Excerpts from an interface dataset:
*** Begin section ***
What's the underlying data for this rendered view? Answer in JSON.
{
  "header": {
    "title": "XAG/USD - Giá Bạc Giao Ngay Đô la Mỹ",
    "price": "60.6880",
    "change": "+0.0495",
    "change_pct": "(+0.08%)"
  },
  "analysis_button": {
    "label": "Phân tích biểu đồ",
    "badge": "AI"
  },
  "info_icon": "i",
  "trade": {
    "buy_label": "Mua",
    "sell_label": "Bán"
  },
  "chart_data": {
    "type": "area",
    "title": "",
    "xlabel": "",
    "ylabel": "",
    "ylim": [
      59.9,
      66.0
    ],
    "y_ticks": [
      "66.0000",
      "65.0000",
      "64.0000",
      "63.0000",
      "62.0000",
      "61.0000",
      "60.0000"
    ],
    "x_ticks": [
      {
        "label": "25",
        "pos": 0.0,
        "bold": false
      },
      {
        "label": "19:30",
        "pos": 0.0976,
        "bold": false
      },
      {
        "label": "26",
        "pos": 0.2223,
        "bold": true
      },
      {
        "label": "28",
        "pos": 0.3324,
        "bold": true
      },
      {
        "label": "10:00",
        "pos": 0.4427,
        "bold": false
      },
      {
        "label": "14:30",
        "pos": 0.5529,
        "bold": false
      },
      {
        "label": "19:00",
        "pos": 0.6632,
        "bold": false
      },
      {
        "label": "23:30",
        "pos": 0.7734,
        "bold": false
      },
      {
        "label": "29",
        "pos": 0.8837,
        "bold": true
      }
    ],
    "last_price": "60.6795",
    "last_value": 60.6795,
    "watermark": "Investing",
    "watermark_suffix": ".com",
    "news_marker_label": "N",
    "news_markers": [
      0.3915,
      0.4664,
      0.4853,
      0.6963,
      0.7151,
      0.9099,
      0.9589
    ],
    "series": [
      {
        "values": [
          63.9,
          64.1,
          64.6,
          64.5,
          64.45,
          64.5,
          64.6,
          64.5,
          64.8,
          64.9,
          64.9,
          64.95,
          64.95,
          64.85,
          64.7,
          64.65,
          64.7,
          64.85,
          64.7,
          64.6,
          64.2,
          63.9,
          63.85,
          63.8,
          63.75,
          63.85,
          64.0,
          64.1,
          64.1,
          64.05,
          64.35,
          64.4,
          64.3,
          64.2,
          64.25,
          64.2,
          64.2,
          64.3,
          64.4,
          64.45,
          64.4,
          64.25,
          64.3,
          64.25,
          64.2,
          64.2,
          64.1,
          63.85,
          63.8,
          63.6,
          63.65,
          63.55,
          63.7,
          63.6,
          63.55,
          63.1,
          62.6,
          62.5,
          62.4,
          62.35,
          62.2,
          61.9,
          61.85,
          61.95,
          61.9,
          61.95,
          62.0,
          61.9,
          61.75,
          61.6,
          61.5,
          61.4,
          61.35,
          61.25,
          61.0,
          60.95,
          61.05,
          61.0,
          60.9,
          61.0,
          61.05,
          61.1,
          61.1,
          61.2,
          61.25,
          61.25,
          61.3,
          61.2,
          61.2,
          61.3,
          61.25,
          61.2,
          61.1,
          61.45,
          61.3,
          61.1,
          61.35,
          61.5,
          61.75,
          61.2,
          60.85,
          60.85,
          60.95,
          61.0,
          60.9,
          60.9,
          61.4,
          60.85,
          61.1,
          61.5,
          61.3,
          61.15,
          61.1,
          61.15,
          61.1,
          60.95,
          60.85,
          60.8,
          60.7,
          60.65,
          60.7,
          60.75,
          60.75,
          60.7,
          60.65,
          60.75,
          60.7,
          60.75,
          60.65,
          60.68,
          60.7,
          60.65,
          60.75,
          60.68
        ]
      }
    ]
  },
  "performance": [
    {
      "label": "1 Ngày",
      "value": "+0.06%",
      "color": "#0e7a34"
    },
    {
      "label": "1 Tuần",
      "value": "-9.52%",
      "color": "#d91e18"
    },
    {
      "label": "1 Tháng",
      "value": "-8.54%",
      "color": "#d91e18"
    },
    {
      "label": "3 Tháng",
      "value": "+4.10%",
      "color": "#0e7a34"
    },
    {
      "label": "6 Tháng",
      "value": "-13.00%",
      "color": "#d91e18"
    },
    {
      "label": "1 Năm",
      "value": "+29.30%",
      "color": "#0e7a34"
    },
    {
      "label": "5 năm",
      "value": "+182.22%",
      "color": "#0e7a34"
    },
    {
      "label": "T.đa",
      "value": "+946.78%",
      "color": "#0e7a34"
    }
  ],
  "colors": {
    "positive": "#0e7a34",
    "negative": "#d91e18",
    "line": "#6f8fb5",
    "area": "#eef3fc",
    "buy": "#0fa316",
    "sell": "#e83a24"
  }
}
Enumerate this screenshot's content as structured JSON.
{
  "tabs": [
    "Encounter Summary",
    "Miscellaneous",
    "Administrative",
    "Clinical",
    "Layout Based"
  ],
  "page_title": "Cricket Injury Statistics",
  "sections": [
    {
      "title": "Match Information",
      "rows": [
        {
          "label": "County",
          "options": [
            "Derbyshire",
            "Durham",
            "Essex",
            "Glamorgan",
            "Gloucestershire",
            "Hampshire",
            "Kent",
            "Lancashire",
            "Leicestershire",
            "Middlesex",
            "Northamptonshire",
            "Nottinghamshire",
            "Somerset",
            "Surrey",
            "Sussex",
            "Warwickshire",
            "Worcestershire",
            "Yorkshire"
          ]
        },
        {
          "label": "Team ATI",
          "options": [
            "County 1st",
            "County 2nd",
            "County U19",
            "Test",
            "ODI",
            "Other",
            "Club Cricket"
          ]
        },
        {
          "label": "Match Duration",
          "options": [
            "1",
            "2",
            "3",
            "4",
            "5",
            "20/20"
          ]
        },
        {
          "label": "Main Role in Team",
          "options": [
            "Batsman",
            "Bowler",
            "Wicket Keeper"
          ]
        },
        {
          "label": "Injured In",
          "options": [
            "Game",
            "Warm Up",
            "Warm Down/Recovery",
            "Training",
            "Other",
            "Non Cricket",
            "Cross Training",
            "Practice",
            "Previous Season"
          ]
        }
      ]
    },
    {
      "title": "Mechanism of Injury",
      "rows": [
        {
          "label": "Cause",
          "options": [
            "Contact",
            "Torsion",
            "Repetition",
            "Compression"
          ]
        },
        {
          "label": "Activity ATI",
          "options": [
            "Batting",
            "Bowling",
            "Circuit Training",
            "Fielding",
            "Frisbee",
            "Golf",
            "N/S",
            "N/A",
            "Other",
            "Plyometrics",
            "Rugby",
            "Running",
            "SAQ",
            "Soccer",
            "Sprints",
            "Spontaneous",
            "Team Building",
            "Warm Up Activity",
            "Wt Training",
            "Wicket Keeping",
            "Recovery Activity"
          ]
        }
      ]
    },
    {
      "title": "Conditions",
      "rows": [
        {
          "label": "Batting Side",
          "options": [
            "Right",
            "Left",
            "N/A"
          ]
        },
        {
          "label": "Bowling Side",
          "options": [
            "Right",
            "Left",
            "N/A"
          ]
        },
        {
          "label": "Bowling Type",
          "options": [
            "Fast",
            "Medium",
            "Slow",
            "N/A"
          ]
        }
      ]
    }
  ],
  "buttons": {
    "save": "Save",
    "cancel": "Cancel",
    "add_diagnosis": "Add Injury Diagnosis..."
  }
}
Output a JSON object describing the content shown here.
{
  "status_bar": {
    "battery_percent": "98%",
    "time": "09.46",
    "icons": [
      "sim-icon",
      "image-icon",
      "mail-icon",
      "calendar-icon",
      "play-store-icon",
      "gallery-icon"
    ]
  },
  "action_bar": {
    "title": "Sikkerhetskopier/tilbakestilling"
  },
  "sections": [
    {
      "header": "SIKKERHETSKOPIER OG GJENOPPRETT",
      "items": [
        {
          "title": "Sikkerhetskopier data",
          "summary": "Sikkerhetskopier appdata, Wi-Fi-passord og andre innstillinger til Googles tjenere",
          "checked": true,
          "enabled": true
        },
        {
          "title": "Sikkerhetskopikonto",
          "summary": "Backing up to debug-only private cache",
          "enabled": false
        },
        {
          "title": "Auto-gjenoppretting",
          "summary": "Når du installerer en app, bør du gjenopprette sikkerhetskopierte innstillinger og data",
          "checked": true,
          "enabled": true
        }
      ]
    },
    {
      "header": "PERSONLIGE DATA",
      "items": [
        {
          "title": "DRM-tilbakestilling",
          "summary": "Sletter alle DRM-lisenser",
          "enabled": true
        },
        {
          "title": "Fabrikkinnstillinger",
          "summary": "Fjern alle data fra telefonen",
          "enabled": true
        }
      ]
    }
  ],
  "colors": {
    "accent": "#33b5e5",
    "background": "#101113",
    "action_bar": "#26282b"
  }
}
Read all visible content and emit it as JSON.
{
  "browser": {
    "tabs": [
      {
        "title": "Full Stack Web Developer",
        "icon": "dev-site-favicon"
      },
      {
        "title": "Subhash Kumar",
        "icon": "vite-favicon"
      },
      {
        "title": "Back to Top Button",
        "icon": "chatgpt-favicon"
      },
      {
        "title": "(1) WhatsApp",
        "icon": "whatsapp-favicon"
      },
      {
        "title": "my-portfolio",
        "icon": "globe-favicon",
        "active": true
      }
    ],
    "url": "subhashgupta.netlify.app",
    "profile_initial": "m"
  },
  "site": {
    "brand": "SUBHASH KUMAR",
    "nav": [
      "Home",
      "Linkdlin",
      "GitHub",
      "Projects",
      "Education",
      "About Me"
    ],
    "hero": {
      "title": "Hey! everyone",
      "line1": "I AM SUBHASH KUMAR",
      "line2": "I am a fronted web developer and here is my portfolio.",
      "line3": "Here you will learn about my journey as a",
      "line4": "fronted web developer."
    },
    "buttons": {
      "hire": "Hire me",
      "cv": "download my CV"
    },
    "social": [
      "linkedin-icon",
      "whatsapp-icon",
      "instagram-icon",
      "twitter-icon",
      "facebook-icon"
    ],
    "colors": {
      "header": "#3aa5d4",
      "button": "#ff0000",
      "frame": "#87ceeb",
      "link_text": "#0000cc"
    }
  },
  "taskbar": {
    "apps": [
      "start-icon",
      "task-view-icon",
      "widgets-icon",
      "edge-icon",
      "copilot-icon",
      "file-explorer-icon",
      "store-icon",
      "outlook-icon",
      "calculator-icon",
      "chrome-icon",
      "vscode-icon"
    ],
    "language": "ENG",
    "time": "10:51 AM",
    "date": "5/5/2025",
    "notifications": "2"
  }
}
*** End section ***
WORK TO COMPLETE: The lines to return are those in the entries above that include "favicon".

WRITTEN REPLY:
        "icon": "dev-site-favicon"
        "icon": "vite-favicon"
        "icon": "chatgpt-favicon"
        "icon": "whatsapp-favicon"
        "icon": "globe-favicon",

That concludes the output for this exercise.